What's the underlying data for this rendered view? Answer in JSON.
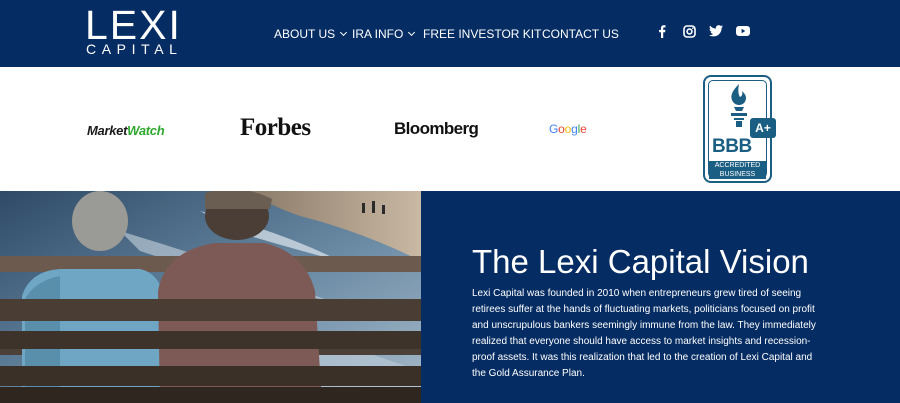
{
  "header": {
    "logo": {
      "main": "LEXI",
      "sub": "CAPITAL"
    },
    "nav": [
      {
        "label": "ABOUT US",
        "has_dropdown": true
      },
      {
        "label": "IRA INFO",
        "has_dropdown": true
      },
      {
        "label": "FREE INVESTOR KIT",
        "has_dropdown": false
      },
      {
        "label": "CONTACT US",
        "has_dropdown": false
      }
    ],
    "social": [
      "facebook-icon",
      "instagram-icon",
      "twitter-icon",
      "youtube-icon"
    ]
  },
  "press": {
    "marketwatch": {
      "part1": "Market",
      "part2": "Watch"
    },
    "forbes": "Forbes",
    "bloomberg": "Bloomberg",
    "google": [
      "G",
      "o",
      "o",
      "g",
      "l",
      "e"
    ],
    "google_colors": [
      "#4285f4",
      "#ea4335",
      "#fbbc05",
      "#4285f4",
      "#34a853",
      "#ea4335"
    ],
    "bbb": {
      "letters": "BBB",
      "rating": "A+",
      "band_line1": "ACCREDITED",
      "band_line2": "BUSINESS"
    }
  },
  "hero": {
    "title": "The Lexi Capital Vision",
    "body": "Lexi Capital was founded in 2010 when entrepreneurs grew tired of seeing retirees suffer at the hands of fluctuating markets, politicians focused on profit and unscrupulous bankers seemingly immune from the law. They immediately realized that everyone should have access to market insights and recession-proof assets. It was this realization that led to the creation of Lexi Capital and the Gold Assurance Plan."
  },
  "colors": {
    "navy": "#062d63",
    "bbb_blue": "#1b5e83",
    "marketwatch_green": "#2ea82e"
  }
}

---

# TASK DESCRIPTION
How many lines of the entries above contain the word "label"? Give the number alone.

# TASK RESULT
4